University of Leicester study to address gender inequality in UK-based game design higher education programmes
The marginalised status of women in the video game industry will be challenged by a new international research project involving the University of Leicester.
Video games routinely feature ‘hyper-sexualised’ female characters , and despite around half of all game players being women they remain dramatically underrepresented in the industry, with only 4 per cent of programmers being female and women making up just 22 per cent of the industry workforce as a whole.
A new project, titled ‘Re-figuring Innovation in Games’, which is funded by the Social Sciences & Humanities Research Council of Canada (SSHRC), aims to support a dramatic re-think and ‘re-configuring’ of the video game industry, where a lack of gender diversity, inclusivity and interventions that can shift the status quo stifles innovation.
Dr Alison Harvey from the University of Leicester’s Department of Media and Communication explained: “Women and girls have largely been excluded from games culture − as players, makers and protagonists. Additionally, many of those who do participate in games have been publicly harassed both online and offline as exemplified by the ‘Gamergate’ hate campaign.
“Addressing long-standing gender inequalities in the global digital games industry is a vital means by which to stimulate innovation and sustain the growth and consolidation of this massive creative arena.
“This project recognises that these issues can only be tackled through the inclusion of a range of international and interdisciplinary partners thinking about and planning to create equity in games culture, education, and work.”
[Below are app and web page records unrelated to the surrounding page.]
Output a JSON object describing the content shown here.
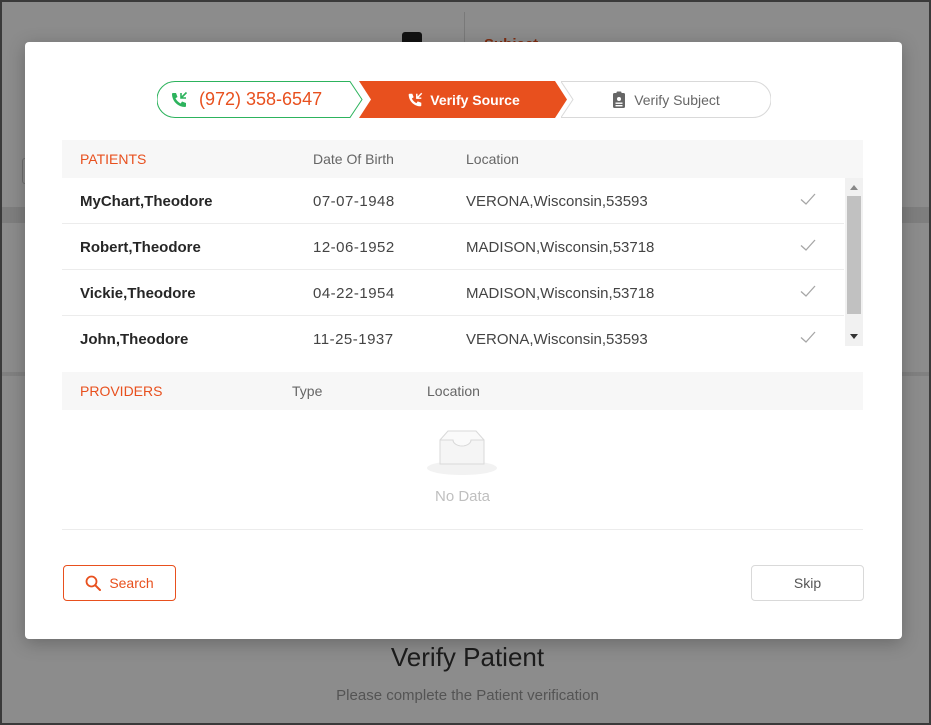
{
  "background": {
    "subject_label": "Subject",
    "title": "Verify Patient",
    "subtitle": "Please complete the Patient verification"
  },
  "stepper": {
    "phone": "(972) 358-6547",
    "step2_label": "Verify Source",
    "step3_label": "Verify Subject"
  },
  "patients": {
    "headers": [
      "PATIENTS",
      "Date Of Birth",
      "Location"
    ],
    "rows": [
      {
        "name": "MyChart,Theodore",
        "dob": "07-07-1948",
        "location": "VERONA,Wisconsin,53593"
      },
      {
        "name": "Robert,Theodore",
        "dob": "12-06-1952",
        "location": "MADISON,Wisconsin,53718"
      },
      {
        "name": "Vickie,Theodore",
        "dob": "04-22-1954",
        "location": "MADISON,Wisconsin,53718"
      },
      {
        "name": "John,Theodore",
        "dob": "11-25-1937",
        "location": "VERONA,Wisconsin,53593"
      }
    ]
  },
  "providers": {
    "headers": [
      "PROVIDERS",
      "Type",
      "Location"
    ],
    "empty_text": "No Data"
  },
  "buttons": {
    "search": "Search",
    "skip": "Skip"
  },
  "colors": {
    "accent": "#e8501e",
    "success": "#2db35d"
  }
}
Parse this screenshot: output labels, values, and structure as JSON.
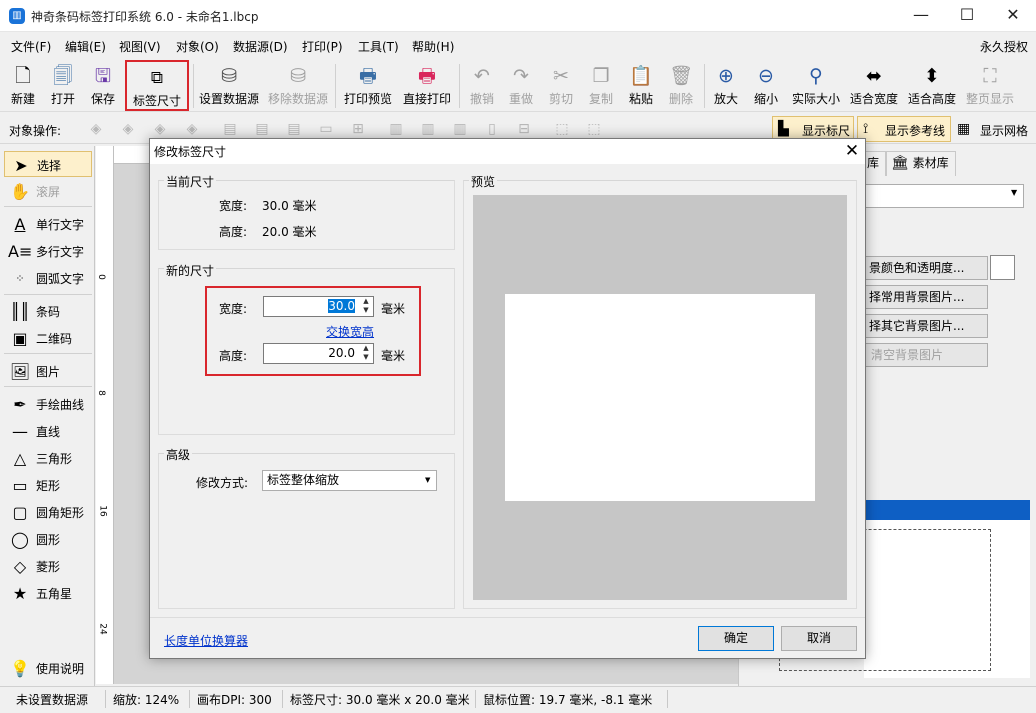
{
  "window": {
    "title": "神奇条码标签打印系统 6.0 - 未命名1.lbcp",
    "minimize": "—",
    "maximize": "☐",
    "close": "✕"
  },
  "menu": {
    "items": [
      "文件(F)",
      "编辑(E)",
      "视图(V)",
      "对象(O)",
      "数据源(D)",
      "打印(P)",
      "工具(T)",
      "帮助(H)"
    ],
    "license": "永久授权"
  },
  "toolbar": {
    "new": "新建",
    "open": "打开",
    "save": "保存",
    "label_size": "标签尺寸",
    "set_datasource": "设置数据源",
    "remove_datasource": "移除数据源",
    "print_preview": "打印预览",
    "direct_print": "直接打印",
    "undo": "撤销",
    "redo": "重做",
    "cut": "剪切",
    "copy": "复制",
    "paste": "粘贴",
    "delete": "删除",
    "zoom_in": "放大",
    "zoom_out": "缩小",
    "actual_size": "实际大小",
    "fit_width": "适合宽度",
    "fit_height": "适合高度",
    "full_page": "整页显示"
  },
  "objbar": {
    "label": "对象操作:",
    "show_ruler": "显示标尺",
    "show_guides": "显示参考线",
    "show_grid": "显示网格"
  },
  "tools": [
    "选择",
    "滚屏",
    "单行文字",
    "多行文字",
    "圆弧文字",
    "条码",
    "二维码",
    "图片",
    "手绘曲线",
    "直线",
    "三角形",
    "矩形",
    "圆角矩形",
    "圆形",
    "菱形",
    "五角星"
  ],
  "help": "使用说明",
  "ruler": {
    "v_marks": [
      "0",
      "8",
      "16",
      "24"
    ]
  },
  "right_panel": {
    "tab_lib": "库",
    "tab_assets": "素材库",
    "bg_color_btn": "景颜色和透明度...",
    "common_bg_btn": "择常用背景图片...",
    "other_bg_btn": "择其它背景图片...",
    "clear_bg_btn": "清空背景图片"
  },
  "status": {
    "datasource": "未设置数据源",
    "zoom": "缩放: 124%",
    "dpi": "画布DPI: 300",
    "label_size": "标签尺寸: 30.0 毫米 x 20.0 毫米",
    "mouse_pos": "鼠标位置: 19.7 毫米, -8.1 毫米"
  },
  "dialog": {
    "title": "修改标签尺寸",
    "current": {
      "title": "当前尺寸",
      "width_label": "宽度:",
      "width_value": "30.0 毫米",
      "height_label": "高度:",
      "height_value": "20.0 毫米"
    },
    "new": {
      "title": "新的尺寸",
      "width_label": "宽度:",
      "width_value": "30.0",
      "unit": "毫米",
      "swap_link": "交换宽高",
      "height_label": "高度:",
      "height_value": "20.0"
    },
    "advanced": {
      "title": "高级",
      "mode_label": "修改方式:",
      "mode_value": "标签整体缩放"
    },
    "preview": {
      "title": "预览"
    },
    "unit_calc_link": "长度单位换算器",
    "ok": "确定",
    "cancel": "取消",
    "close": "✕"
  },
  "colors": {
    "highlight_red": "#d9262c",
    "link_blue": "#0033cc",
    "selection_blue": "#0078d7",
    "preview_gray": "#c6c6c6"
  }
}
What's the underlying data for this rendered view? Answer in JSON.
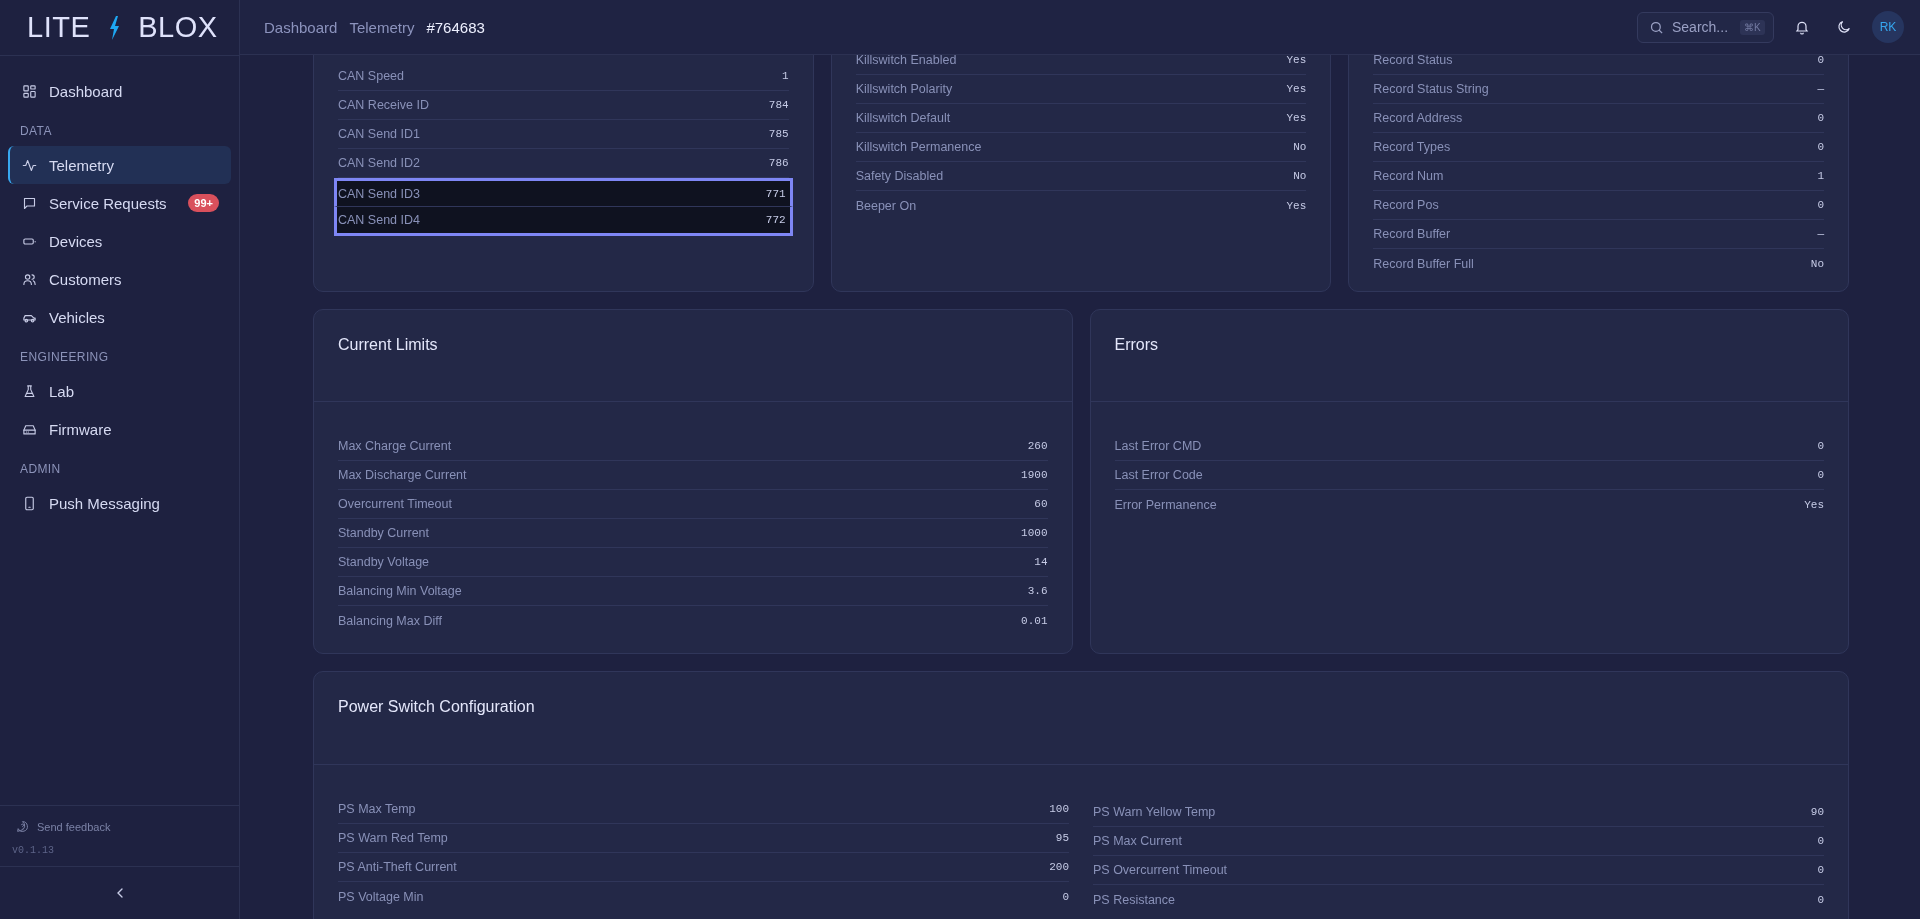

Dr Harvey is co-leading the Formal Education research theme of the project and will be conducting a study of UK-based game design higher education programmes in order to assess how diversity is encouraged or hindered within formal education such as degree and certificate programmes in game design and game studies.
The study aims to make an intervention in how these programmes are promoted and organised to foster more inclusive game design training, through consultation with educators, students, skills bodies, professional associations, policy-makers, and industry representatives.
Key outcomes of this international cross-sectoral partnership project include the development of: an inclusivity toolkit for the games industry, gender-inclusive curricula for game programs and incubators, and high-impact blogging, journalism, and scholarly presentations and publications that inform and prepare the next generation of researchers and game-sector employees to rebuild a games industry and culture that supports inclusion and innovation.
The project, which will run until 2019, is led by Professor Jennifer Jenson at York University in Canada and includes the University of Leicester as well as 20 partners from international universities, gaming companies, gaming collectives, gaming NGOs, and professional associations.
The project website is available here: www.refig.ca